Citation: Agoston DV (2017) How to Translate Time? The Temporal Aspect of Human and Rodent Biology. Front. Neurol. 8:92. doi: 10.3389/fneur.2017.00092
Received: 22 December 2016; Accepted: 27 February 2017;
Published: 17 March 2017
Edited by:Ibolja Cernak, University of Alberta, Canada
Reviewed by:Linda Noble, University of California San Francisco, USA
C. Edward Dixon, University of Pittsburgh, USA
Copyright: © 2017 Agoston. This is an open-access article distributed under the terms of the Creative Commons Attribution License (CC BY). The use, distribution or reproduction in other forums is permitted, provided the original author(s) or licensor are credited and that the original publication in this journal is cited, in accordance with accepted academic practice. No use, distribution or reproduction is permitted which does not comply with these terms.

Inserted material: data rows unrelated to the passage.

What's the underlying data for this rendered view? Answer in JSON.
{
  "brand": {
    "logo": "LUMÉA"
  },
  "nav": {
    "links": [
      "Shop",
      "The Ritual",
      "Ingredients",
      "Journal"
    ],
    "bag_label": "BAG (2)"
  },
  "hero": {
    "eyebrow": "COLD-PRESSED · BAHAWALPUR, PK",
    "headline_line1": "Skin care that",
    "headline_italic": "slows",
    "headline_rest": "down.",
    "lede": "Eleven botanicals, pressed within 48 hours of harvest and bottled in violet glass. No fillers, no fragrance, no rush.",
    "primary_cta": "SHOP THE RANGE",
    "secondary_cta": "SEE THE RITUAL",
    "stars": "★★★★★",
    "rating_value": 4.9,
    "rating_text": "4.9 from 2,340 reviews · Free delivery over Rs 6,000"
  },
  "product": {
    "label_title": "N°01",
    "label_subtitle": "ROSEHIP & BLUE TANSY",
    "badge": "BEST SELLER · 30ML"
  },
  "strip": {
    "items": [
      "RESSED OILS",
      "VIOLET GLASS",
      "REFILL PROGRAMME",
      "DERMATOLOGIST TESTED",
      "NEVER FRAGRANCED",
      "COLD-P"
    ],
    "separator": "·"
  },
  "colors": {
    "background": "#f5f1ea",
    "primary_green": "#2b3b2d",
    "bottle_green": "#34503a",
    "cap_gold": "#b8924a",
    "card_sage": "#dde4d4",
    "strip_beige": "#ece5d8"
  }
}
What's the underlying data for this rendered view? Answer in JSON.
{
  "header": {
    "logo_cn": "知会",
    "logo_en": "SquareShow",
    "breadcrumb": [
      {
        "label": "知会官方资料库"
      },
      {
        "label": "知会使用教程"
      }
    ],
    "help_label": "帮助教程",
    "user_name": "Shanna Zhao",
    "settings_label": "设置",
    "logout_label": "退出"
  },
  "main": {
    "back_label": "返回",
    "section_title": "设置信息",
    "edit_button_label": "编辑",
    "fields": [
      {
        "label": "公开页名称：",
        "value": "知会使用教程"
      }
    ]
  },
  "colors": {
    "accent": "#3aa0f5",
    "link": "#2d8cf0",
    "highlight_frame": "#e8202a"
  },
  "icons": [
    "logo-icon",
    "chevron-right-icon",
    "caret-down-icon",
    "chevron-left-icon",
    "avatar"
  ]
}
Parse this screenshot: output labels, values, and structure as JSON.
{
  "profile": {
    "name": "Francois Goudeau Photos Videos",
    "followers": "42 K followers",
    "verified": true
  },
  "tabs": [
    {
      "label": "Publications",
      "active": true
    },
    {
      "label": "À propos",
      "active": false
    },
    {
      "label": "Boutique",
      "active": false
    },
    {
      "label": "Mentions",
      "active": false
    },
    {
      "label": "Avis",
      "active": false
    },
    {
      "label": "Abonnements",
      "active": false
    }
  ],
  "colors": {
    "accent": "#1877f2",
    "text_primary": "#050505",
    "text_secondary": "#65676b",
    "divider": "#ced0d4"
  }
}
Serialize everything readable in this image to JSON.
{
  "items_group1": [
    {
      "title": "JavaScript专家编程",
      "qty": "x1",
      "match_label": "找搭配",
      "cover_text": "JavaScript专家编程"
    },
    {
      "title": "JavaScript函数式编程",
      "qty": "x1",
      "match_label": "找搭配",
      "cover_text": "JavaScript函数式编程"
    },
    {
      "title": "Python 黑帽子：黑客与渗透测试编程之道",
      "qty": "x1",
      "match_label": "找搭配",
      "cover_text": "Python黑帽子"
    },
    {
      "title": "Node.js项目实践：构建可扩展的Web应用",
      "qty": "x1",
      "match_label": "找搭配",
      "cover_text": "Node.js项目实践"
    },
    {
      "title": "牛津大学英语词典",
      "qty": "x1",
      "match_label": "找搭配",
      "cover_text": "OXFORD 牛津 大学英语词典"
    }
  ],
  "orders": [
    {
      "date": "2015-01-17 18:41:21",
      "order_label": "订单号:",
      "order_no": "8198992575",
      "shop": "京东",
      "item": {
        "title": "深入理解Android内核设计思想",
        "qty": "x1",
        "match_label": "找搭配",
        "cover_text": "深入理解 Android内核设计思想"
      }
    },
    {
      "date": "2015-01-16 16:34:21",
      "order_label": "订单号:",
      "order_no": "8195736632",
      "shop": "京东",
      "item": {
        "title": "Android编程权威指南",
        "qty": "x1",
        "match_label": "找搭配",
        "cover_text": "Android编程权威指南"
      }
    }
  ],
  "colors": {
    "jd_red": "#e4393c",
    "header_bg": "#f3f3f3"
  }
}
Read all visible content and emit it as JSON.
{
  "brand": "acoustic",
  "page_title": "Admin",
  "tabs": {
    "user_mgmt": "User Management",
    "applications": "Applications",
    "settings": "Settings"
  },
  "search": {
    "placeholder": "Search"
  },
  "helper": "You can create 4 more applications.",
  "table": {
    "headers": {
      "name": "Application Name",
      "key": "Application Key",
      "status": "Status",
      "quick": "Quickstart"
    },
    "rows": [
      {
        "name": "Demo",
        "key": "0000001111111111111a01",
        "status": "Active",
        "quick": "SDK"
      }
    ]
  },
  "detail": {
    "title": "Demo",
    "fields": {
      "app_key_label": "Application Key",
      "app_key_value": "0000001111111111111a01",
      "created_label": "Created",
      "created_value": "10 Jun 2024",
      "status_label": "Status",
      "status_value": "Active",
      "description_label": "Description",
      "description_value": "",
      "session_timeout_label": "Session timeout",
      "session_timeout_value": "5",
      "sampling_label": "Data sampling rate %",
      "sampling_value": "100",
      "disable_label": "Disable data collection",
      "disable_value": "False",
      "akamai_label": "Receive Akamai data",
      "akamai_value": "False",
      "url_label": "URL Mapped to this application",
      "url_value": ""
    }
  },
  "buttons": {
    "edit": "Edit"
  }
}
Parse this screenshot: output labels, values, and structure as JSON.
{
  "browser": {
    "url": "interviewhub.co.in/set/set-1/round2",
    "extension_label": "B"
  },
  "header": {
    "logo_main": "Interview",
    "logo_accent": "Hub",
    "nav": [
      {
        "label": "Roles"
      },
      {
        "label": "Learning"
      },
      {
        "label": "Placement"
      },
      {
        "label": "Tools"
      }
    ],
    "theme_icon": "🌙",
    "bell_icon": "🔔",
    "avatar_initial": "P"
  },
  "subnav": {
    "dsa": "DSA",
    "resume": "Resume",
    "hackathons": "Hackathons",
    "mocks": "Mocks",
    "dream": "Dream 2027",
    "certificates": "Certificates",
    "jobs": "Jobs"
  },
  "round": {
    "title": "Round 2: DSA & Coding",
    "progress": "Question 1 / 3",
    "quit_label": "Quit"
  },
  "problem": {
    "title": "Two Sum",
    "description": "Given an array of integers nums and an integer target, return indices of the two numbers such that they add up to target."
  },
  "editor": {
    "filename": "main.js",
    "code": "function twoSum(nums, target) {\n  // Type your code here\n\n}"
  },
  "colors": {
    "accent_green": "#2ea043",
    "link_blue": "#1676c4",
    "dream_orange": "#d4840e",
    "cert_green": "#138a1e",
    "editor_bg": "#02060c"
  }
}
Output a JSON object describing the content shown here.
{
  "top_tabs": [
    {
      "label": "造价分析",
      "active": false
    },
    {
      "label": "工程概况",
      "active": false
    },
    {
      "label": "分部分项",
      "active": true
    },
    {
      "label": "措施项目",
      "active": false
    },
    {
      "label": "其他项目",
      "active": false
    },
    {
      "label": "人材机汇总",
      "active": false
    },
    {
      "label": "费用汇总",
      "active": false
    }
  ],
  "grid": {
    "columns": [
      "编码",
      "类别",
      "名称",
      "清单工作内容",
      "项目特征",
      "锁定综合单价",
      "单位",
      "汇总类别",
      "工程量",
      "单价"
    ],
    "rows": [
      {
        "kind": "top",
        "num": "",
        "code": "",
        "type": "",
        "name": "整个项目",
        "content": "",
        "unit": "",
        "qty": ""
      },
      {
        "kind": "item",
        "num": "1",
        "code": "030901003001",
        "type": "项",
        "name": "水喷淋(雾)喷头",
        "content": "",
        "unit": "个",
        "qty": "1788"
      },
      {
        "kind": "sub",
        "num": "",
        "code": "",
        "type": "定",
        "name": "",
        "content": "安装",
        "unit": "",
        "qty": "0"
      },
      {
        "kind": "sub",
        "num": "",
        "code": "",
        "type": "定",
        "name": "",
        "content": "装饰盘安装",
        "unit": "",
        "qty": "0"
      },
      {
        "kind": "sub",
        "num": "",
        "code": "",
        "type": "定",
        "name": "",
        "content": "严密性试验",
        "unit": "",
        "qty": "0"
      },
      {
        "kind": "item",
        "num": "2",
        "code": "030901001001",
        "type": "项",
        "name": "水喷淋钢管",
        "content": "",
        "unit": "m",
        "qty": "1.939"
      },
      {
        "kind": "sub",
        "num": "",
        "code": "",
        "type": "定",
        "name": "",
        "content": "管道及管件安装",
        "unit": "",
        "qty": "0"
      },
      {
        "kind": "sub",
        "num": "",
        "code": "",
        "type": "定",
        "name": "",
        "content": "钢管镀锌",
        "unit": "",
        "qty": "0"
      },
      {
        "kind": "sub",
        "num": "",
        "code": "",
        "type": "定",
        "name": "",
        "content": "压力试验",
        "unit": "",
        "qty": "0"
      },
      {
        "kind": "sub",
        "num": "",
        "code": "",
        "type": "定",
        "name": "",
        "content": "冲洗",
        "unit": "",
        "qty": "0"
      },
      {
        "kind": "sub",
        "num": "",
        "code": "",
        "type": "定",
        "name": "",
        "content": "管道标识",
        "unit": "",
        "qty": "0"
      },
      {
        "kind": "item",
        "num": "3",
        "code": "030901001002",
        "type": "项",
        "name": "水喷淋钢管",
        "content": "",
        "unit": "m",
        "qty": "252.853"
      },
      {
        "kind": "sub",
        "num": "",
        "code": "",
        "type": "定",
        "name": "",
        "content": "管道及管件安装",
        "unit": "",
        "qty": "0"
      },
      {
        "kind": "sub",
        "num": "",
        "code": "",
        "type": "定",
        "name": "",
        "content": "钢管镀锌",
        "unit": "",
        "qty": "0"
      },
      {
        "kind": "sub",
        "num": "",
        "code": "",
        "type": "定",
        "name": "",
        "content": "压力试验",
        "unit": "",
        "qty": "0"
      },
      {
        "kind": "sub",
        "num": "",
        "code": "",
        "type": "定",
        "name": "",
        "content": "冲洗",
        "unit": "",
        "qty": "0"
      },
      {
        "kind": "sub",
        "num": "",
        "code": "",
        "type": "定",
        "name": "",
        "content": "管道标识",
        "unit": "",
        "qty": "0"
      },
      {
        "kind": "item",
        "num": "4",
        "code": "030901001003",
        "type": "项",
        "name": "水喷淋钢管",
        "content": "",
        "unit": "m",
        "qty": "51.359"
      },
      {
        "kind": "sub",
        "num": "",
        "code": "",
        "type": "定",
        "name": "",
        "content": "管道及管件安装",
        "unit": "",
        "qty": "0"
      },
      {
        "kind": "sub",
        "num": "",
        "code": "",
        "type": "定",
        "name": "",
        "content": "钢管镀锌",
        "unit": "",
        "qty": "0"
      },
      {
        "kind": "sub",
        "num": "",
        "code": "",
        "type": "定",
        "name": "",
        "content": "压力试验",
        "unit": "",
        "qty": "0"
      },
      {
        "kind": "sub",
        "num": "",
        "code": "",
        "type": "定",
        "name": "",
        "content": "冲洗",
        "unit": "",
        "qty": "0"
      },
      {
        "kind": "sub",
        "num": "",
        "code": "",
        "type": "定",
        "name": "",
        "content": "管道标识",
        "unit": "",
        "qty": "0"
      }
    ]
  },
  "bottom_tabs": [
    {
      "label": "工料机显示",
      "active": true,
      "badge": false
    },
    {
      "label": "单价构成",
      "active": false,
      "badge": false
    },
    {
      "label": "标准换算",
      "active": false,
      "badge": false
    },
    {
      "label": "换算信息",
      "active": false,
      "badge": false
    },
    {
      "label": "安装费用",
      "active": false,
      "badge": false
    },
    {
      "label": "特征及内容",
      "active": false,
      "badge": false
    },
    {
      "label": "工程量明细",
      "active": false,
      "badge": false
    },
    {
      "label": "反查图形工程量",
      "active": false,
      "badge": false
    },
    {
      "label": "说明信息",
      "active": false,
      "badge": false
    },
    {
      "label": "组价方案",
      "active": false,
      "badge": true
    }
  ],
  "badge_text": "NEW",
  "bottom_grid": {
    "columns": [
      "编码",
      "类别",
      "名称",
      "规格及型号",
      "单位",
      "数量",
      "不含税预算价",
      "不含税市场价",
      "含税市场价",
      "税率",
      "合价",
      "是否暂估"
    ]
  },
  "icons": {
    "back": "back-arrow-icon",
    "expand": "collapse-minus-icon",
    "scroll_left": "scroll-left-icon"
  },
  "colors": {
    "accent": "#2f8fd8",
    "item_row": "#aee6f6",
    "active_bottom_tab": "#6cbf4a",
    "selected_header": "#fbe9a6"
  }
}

*Correspondence: Denes V. Agoston, firstname.lastname@example.org